Yes! Spaghetti squash can easily be grown at home either from seeds or nursery starter plants. Plant after the last frost date in spring when soil temperatures reach 65°F. Spaghetti squash needs full sun and takes 80-100 days to mature. They can be grown on the ground or trellised. Harvest squashes when the rind is hard and solidly tan or yellowish.
Spaghetti squash is readily available and in season during the fall and winter months. Check major grocery stores, farmers markets, and roadside farm stands for fresh spaghetti squash. Look for squash that are heavy, have a hard rind, and are free of blemishes. Store whole squashes for 2-3 months or cubed squash for 4-5 days in the fridge. Spaghetti squash can also be easily grown at home by planting in spring after the last frost. With its sweet squash flavor and noodle-like strands when cooked, spaghetti squash makes a delicious and healthy low carb alternative to pasta any time of year.
Nutrition Facts of Spaghetti Squash
Here is a nutrition facts comparison between spaghetti squash and actual spaghetti pasta per 1 cup serving:
As you can see, spaghetti squash is significantly lower in calories and carbohydrates compared to regular pasta. It provides more vitamin A, vitamin C, and potassium too. The fiber contents are similar.
Spaghetti Squash Recipes
Here are some delicious recipes that feature spaghetti squash:
Spaghetti Squash with Marinara Sauce
- 1 spaghetti squash
- 1 tablespoon olive oil
- 1 onion, diced
- 3 cloves garlic, minced
- 1 (24 oz) jar marinara sauce
- Salt and pepper to taste
- Fresh basil, chopped for garnish
- Grated parmesan cheese
- Preheat oven to 400°F. Cut spaghetti squash in half lengthwise and scoop out seeds.
- Place squash cut-side down on baking sheet and bake 40 minutes until tender.
- Meanwhile, heat olive oil in pan over medium heat. Add onions and cook 5 minutes until translucent.
- Add garlic and cook 1 minute more. Stir in marinara sauce and simmer 10 minutes.
- Use a fork to scrape out spaghetti squash strands into strands. Toss with marinara sauce and season with salt and pepper.
- Top with fresh basil and parmesan before serving.
Spaghetti Squash Chicken Alfredo
- 1 spaghetti squash
- 1 tablespoon olive oil
- 2 chicken breasts, cooked and shredded
- 1/2 cup heavy cream
- 1/4 cup grated parmesan cheese
- 2 cloves garlic, minced
- 1/4 teaspoon nutmeg
- Salt and pepper to taste
- Cook spaghetti squash same as above recipe until tender.
- In pan, heat olive oil over medium heat. Add shredded chicken and cook 2 minutes.

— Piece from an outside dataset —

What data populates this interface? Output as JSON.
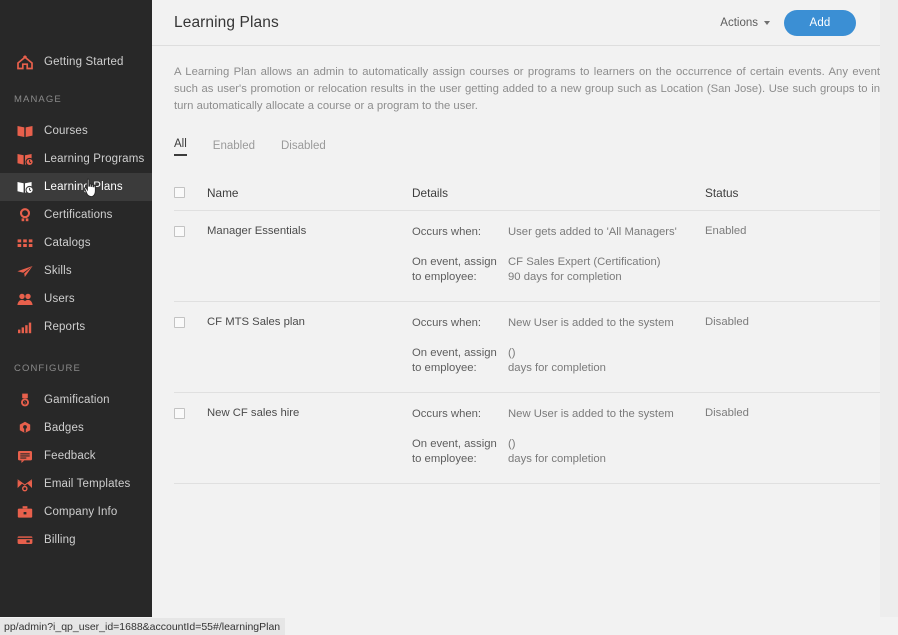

- Reduce heat to low and stir in heavy cream, parmesan, garlic, and nutmeg. Simmer 5 minutes until thickened.
- Toss spaghetti squash strands with the chicken alfredo sauce. Season with salt and pepper.

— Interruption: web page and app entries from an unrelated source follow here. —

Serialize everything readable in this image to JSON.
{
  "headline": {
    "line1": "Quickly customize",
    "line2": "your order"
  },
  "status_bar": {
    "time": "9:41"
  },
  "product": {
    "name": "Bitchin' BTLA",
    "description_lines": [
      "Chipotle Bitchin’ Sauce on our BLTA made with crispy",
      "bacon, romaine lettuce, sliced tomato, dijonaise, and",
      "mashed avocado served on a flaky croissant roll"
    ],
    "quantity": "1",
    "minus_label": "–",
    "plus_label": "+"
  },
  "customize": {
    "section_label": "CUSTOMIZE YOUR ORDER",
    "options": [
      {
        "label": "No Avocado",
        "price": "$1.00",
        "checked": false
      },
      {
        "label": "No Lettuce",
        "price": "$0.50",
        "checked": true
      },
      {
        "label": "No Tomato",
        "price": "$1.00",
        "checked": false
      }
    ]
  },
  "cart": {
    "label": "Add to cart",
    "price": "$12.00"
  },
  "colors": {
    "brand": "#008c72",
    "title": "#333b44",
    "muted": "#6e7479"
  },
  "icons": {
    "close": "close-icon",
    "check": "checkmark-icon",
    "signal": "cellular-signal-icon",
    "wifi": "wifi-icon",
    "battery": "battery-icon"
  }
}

The Benefits of Spaghetti Squash
Here are some of the great health benefits spaghetti squash provides:
- Low carb – With only 10 grams net carbs per cup, spaghetti squash can substitute for pasta as a low carb option.
- High fiber – The fibers help improve digestion and heart health.

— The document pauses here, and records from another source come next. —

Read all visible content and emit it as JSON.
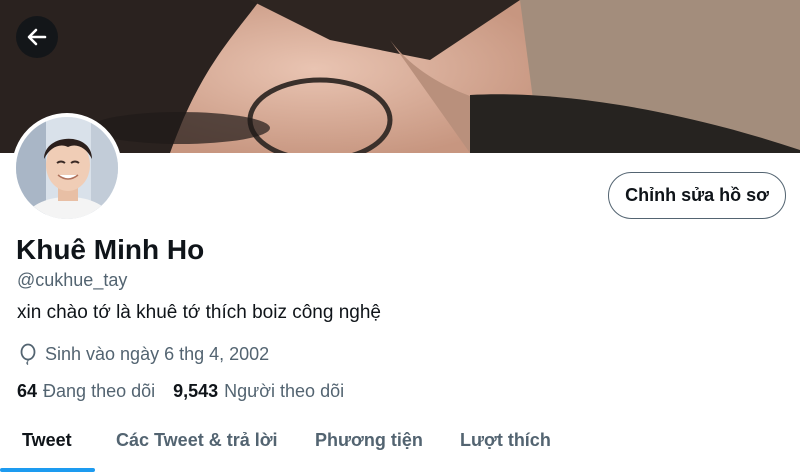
{
  "profile": {
    "display_name": "Khuê Minh Ho",
    "handle": "@cukhue_tay",
    "bio": "xin chào tớ là khuê tớ thích boiz công nghệ",
    "birthday": "Sinh vào ngày 6 thg 4, 2002",
    "following_count": "64",
    "following_label": "Đang theo dõi",
    "followers_count": "9,543",
    "followers_label": "Người theo dõi"
  },
  "actions": {
    "edit_profile_label": "Chỉnh sửa hồ sơ"
  },
  "tabs": [
    {
      "label": "Tweet",
      "active": true
    },
    {
      "label": "Các Tweet & trả lời",
      "active": false
    },
    {
      "label": "Phương tiện",
      "active": false
    },
    {
      "label": "Lượt thích",
      "active": false
    }
  ],
  "colors": {
    "accent": "#1d9bf0",
    "primary_text": "#0f1419",
    "secondary_text": "#536471"
  },
  "icons": {
    "back": "arrow-left-icon",
    "birthday": "balloon-icon"
  }
}
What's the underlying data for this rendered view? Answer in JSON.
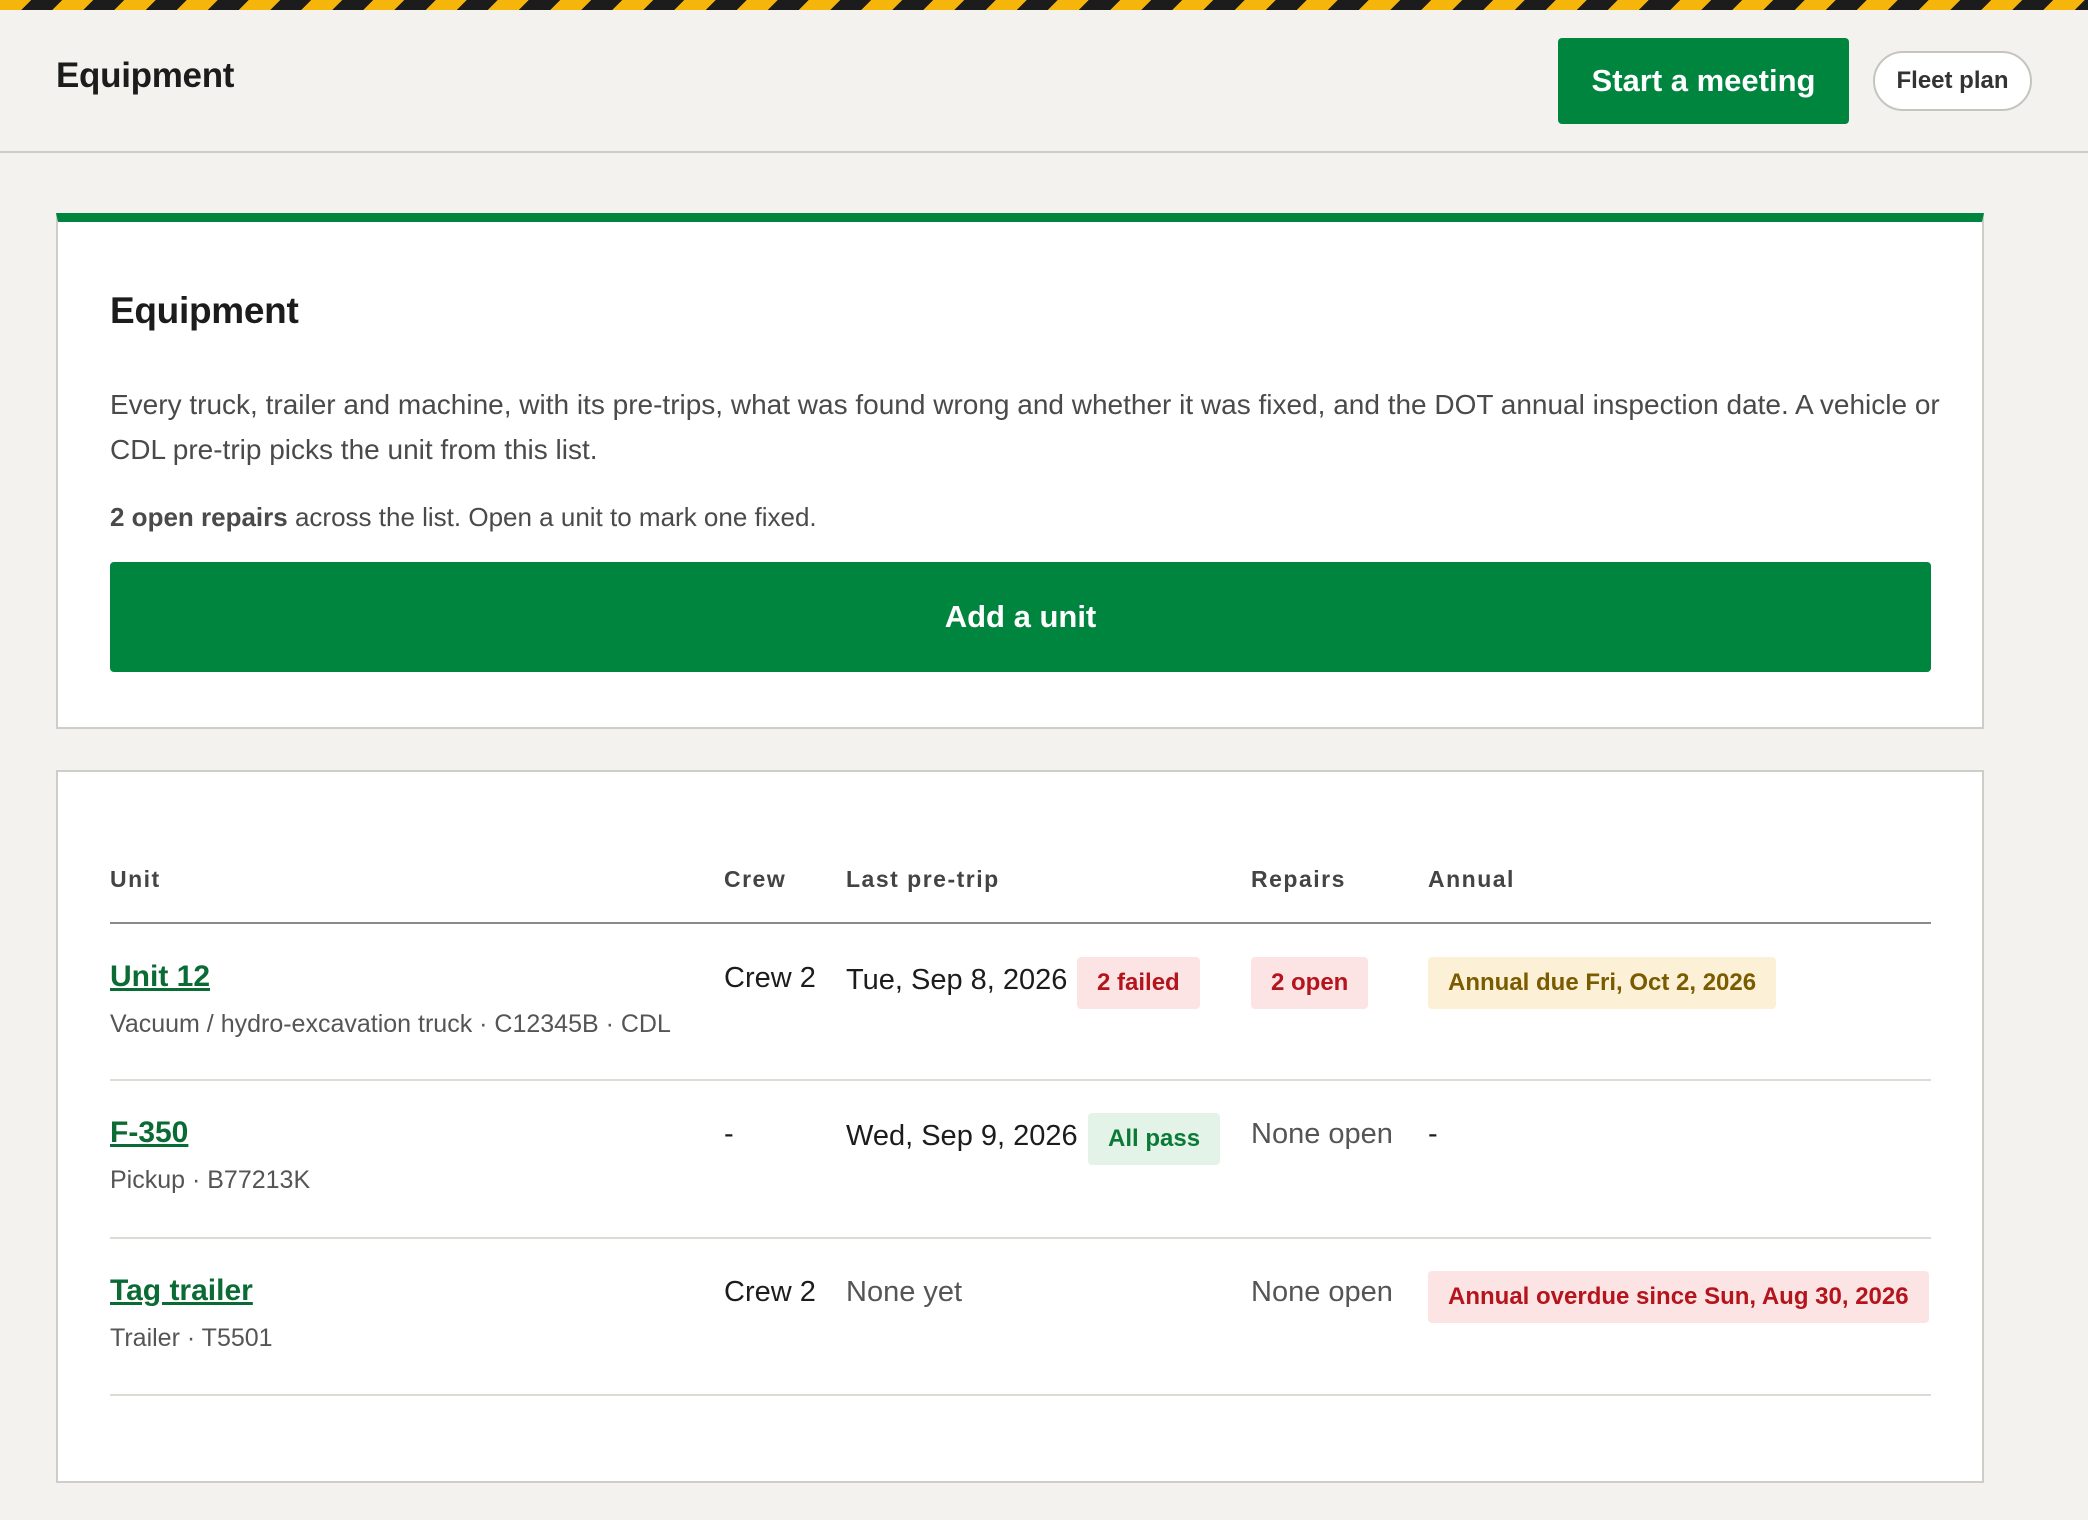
{
  "header": {
    "title": "Equipment",
    "start_meeting_label": "Start a meeting",
    "fleet_plan_label": "Fleet plan"
  },
  "intro": {
    "title": "Equipment",
    "description": "Every truck, trailer and machine, with its pre-trips, what was found wrong and whether it was fixed, and the DOT annual inspection date. A vehicle or CDL pre-trip picks the unit from this list.",
    "repairs_count": "2 open repairs",
    "repairs_note": " across the list. Open a unit to mark one fixed.",
    "add_unit_label": "Add a unit"
  },
  "table": {
    "columns": [
      "Unit",
      "Crew",
      "Last pre-trip",
      "Repairs",
      "Annual"
    ],
    "rows": [
      {
        "unit": "Unit 12",
        "details": "Vacuum / hydro-excavation truck · C12345B · CDL",
        "crew": "Crew 2",
        "last_pretrip": "Tue, Sep 8, 2026",
        "pretrip_badge": "2 failed",
        "repairs": "2 open",
        "annual": "Annual due Fri, Oct 2, 2026"
      },
      {
        "unit": "F-350",
        "details": "Pickup · B77213K",
        "crew": "-",
        "last_pretrip": "Wed, Sep 9, 2026",
        "pretrip_badge": "All pass",
        "repairs": "None open",
        "annual": "-"
      },
      {
        "unit": "Tag trailer",
        "details": "Trailer · T5501",
        "crew": "Crew 2",
        "last_pretrip": "None yet",
        "pretrip_badge": "",
        "repairs": "None open",
        "annual": "Annual overdue since Sun, Aug 30, 2026"
      }
    ]
  },
  "colors": {
    "brand_green": "#00853e",
    "hazard_yellow": "#f5b50a",
    "status_red": "#b4141c",
    "status_green": "#0b7a36",
    "status_amber": "#7a5b00"
  }
}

- Vitamin and mineral rich – Provides vitamins A, B6, and C plus minerals like potassium and manganese.
- Antioxidants – Contains beneficial plant compounds like beta-carotene to reduce inflammation.
- May aid weight loss – The low calories and high fiber keep you feeling full.
The Risks of Spaghetti Squash
Spaghetti squash is very nutritious and safe for most people. But here are a few things to be aware of:
- It’s not low carb for everyone – Those with diabetes or carb sensitivity may still need to limit portion sizes.
- Pesticide risks – Buy organic squash when possible or wash thoroughly.
- Food allergy – Allergies to squash are rare but possible.
- Gas and bloating – The high fiber can cause intestinal gas.
Spaghetti squash is readily available in grocery stores and farmers markets during peak fall and winter seasons. Look for squash that feel heavy and have an intact, hard rind. Spaghetti squash can be substituted for regular pasta due to its low carb, high fiber strands. It also provides beneficial vitamins, minerals, and antioxidants. Be aware of potential pesticide risks by buying organic or washing thoroughly before eating. With its sweet flavor and noodle-like texture when cooked, spaghetti squash makes a nutritious and delicious addition to many meals.